[Collection entries]
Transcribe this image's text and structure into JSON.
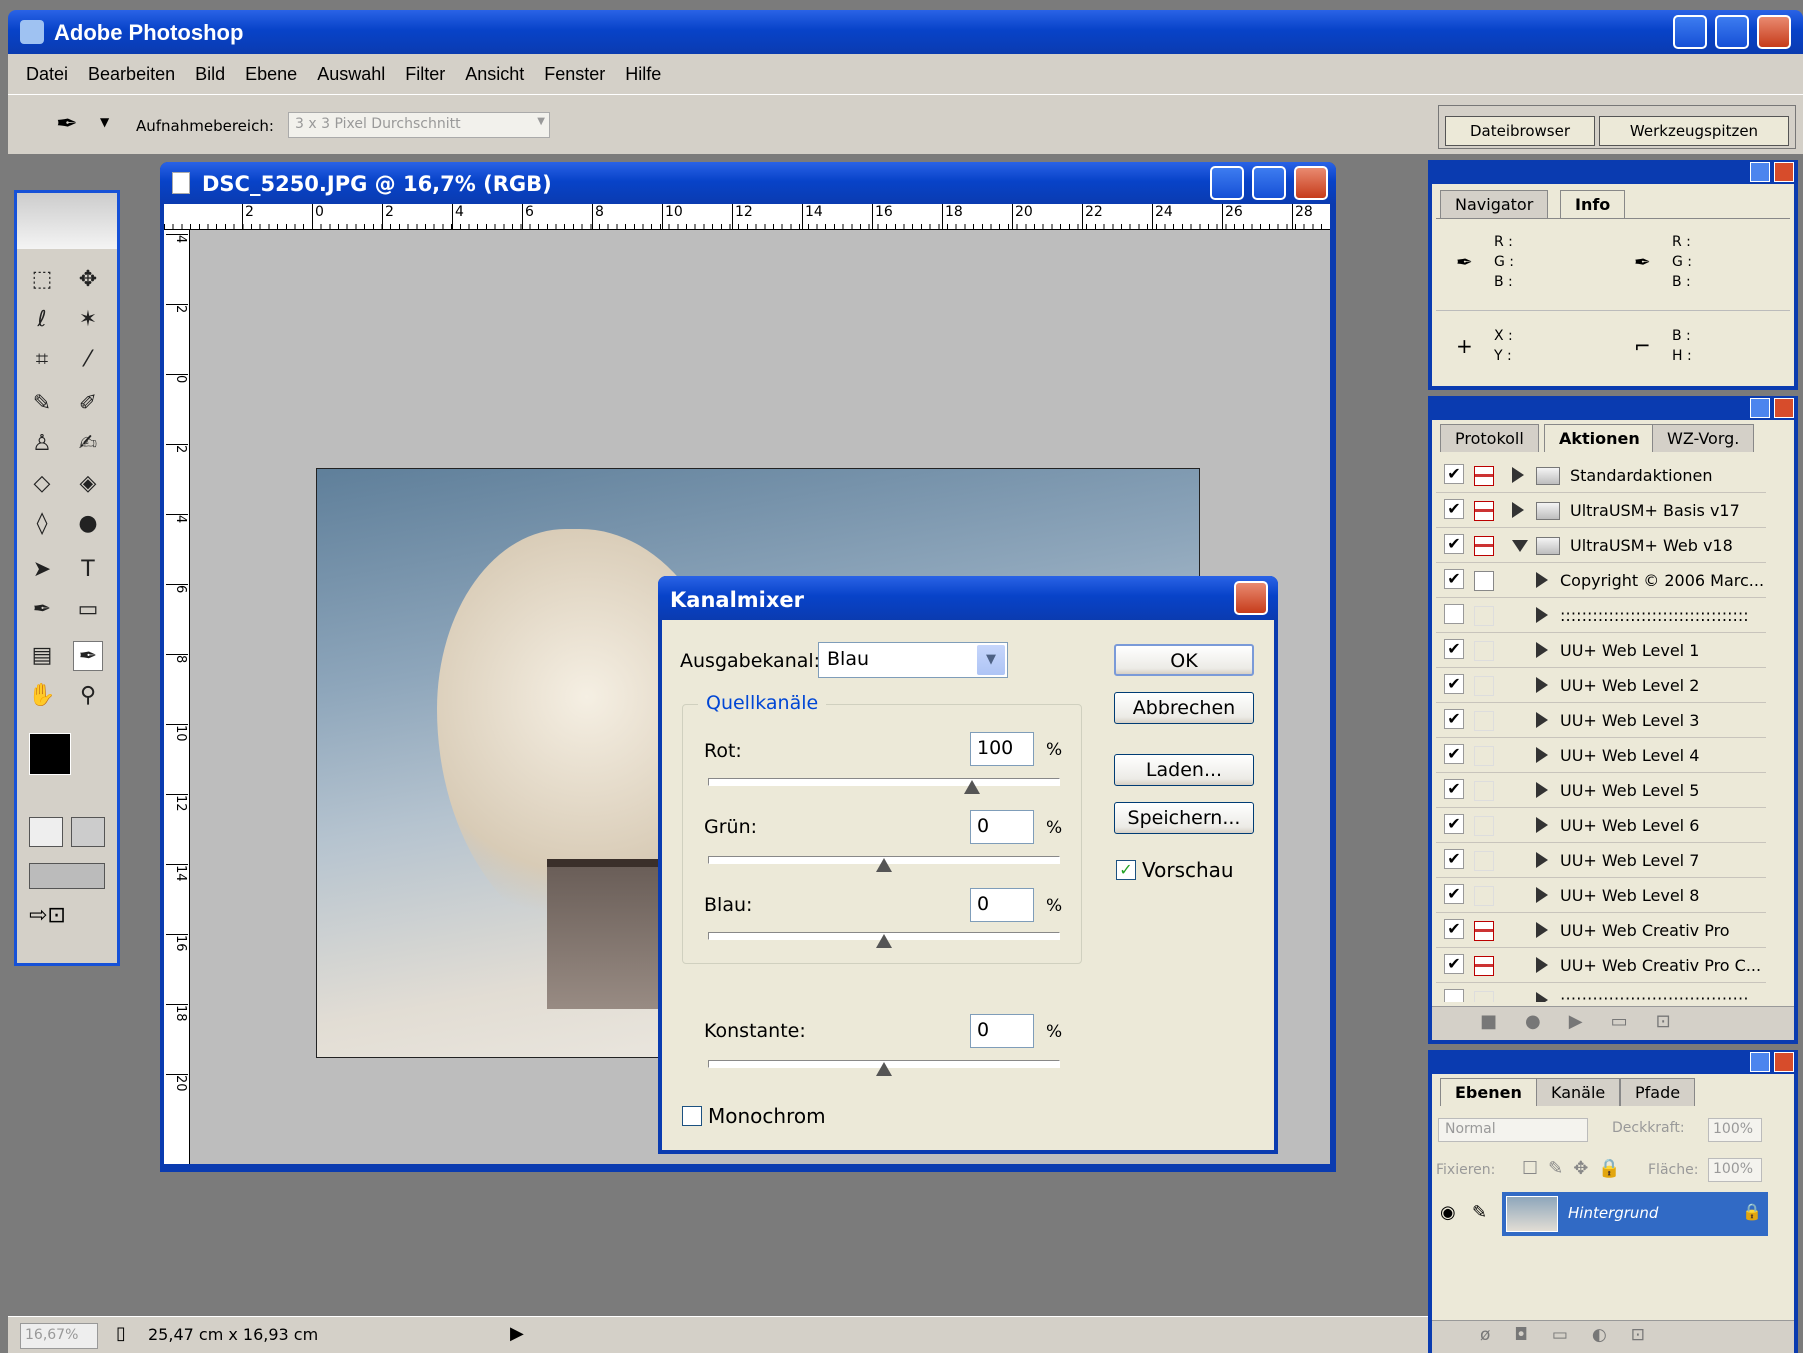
{
  "app": {
    "title": "Adobe Photoshop"
  },
  "menu": [
    "Datei",
    "Bearbeiten",
    "Bild",
    "Ebene",
    "Auswahl",
    "Filter",
    "Ansicht",
    "Fenster",
    "Hilfe"
  ],
  "options": {
    "label": "Aufnahmebereich:",
    "value": "3 x 3 Pixel Durchschnitt"
  },
  "top_tabs": [
    "Dateibrowser",
    "Werkzeugspitzen"
  ],
  "document": {
    "title": "DSC_5250.JPG @ 16,7% (RGB)",
    "ruler_top": [
      "2",
      "0",
      "2",
      "4",
      "6",
      "8",
      "10",
      "12",
      "14",
      "16",
      "18",
      "20",
      "22",
      "24",
      "26",
      "28"
    ],
    "ruler_left": [
      "4",
      "2",
      "0",
      "2",
      "4",
      "6",
      "8",
      "10",
      "12",
      "14",
      "16",
      "18",
      "20"
    ]
  },
  "dialog": {
    "title": "Kanalmixer",
    "output_label": "Ausgabekanal:",
    "output_value": "Blau",
    "group_label": "Quellkanäle",
    "channels": [
      {
        "label": "Rot:",
        "value": "100",
        "unit": "%"
      },
      {
        "label": "Grün:",
        "value": "0",
        "unit": "%"
      },
      {
        "label": "Blau:",
        "value": "0",
        "unit": "%"
      }
    ],
    "constant": {
      "label": "Konstante:",
      "value": "0",
      "unit": "%"
    },
    "monochrome_label": "Monochrom",
    "preview_label": "Vorschau",
    "buttons": {
      "ok": "OK",
      "cancel": "Abbrechen",
      "load": "Laden...",
      "save": "Speichern..."
    }
  },
  "navigator_panel": {
    "tabs": [
      "Navigator",
      "Info"
    ],
    "rgb1": [
      "R :",
      "G :",
      "B :"
    ],
    "rgb2": [
      "R :",
      "G :",
      "B :"
    ],
    "xy": [
      "X :",
      "Y :"
    ],
    "bh": [
      "B :",
      "H :"
    ]
  },
  "actions_panel": {
    "tabs": [
      "Protokoll",
      "Aktionen",
      "WZ-Vorg."
    ],
    "items": [
      "Standardaktionen",
      "UltraUSM+ Basis v17",
      "UltraUSM+ Web v18",
      "Copyright © 2006 Marc...",
      ":::::::::::::::::::::::::::::::::::",
      "UU+ Web Level 1",
      "UU+ Web Level 2",
      "UU+ Web Level 3",
      "UU+ Web Level 4",
      "UU+ Web Level 5",
      "UU+ Web Level 6",
      "UU+ Web Level 7",
      "UU+ Web Level 8",
      "UU+ Web Creativ Pro",
      "UU+ Web Creativ Pro C...",
      ":::::::::::::::::::::::::::::::::::"
    ]
  },
  "layers_panel": {
    "tabs": [
      "Ebenen",
      "Kanäle",
      "Pfade"
    ],
    "blend_mode": "Normal",
    "opacity_label": "Deckkraft:",
    "opacity_value": "100%",
    "lock_label": "Fixieren:",
    "fill_label": "Fläche:",
    "fill_value": "100%",
    "layer_name": "Hintergrund"
  },
  "status": {
    "zoom": "16,67%",
    "size": "25,47 cm x 16,93 cm"
  }
}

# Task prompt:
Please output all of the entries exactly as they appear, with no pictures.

# Written answer:
Transcribe this image's text and structure into JSON.
{
  "app": {
    "title": "Adobe Photoshop"
  },
  "menu": [
    "Datei",
    "Bearbeiten",
    "Bild",
    "Ebene",
    "Auswahl",
    "Filter",
    "Ansicht",
    "Fenster",
    "Hilfe"
  ],
  "options": {
    "label": "Aufnahmebereich:",
    "value": "3 x 3 Pixel Durchschnitt"
  },
  "top_tabs": [
    "Dateibrowser",
    "Werkzeugspitzen"
  ],
  "document": {
    "title": "DSC_5250.JPG @ 16,7% (RGB)",
    "ruler_top": [
      "2",
      "0",
      "2",
      "4",
      "6",
      "8",
      "10",
      "12",
      "14",
      "16",
      "18",
      "20",
      "22",
      "24",
      "26",
      "28"
    ],
    "ruler_left": [
      "4",
      "2",
      "0",
      "2",
      "4",
      "6",
      "8",
      "10",
      "12",
      "14",
      "16",
      "18",
      "20"
    ]
  },
  "dialog": {
    "title": "Kanalmixer",
    "output_label": "Ausgabekanal:",
    "output_value": "Blau",
    "group_label": "Quellkanäle",
    "channels": [
      {
        "label": "Rot:",
        "value": "100",
        "unit": "%"
      },
      {
        "label": "Grün:",
        "value": "0",
        "unit": "%"
      },
      {
        "label": "Blau:",
        "value": "0",
        "unit": "%"
      }
    ],
    "constant": {
      "label": "Konstante:",
      "value": "0",
      "unit": "%"
    },
    "monochrome_label": "Monochrom",
    "preview_label": "Vorschau",
    "buttons": {
      "ok": "OK",
      "cancel": "Abbrechen",
      "load": "Laden...",
      "save": "Speichern..."
    }
  },
  "navigator_panel": {
    "tabs": [
      "Navigator",
      "Info"
    ],
    "rgb1": [
      "R :",
      "G :",
      "B :"
    ],
    "rgb2": [
      "R :",
      "G :",
      "B :"
    ],
    "xy": [
      "X :",
      "Y :"
    ],
    "bh": [
      "B :",
      "H :"
    ]
  },
  "actions_panel": {
    "tabs": [
      "Protokoll",
      "Aktionen",
      "WZ-Vorg."
    ],
    "items": [
      "Standardaktionen",
      "UltraUSM+ Basis v17",
      "UltraUSM+ Web v18",
      "Copyright © 2006 Marc...",
      ":::::::::::::::::::::::::::::::::::",
      "UU+ Web Level 1",
      "UU+ Web Level 2",
      "UU+ Web Level 3",
      "UU+ Web Level 4",
      "UU+ Web Level 5",
      "UU+ Web Level 6",
      "UU+ Web Level 7",
      "UU+ Web Level 8",
      "UU+ Web Creativ Pro",
      "UU+ Web Creativ Pro C...",
      ":::::::::::::::::::::::::::::::::::"
    ]
  },
  "layers_panel": {
    "tabs": [
      "Ebenen",
      "Kanäle",
      "Pfade"
    ],
    "blend_mode": "Normal",
    "opacity_label": "Deckkraft:",
    "opacity_value": "100%",
    "lock_label": "Fixieren:",
    "fill_label": "Fläche:",
    "fill_value": "100%",
    "layer_name": "Hintergrund"
  },
  "status": {
    "zoom": "16,67%",
    "size": "25,47 cm x 16,93 cm"
  }
}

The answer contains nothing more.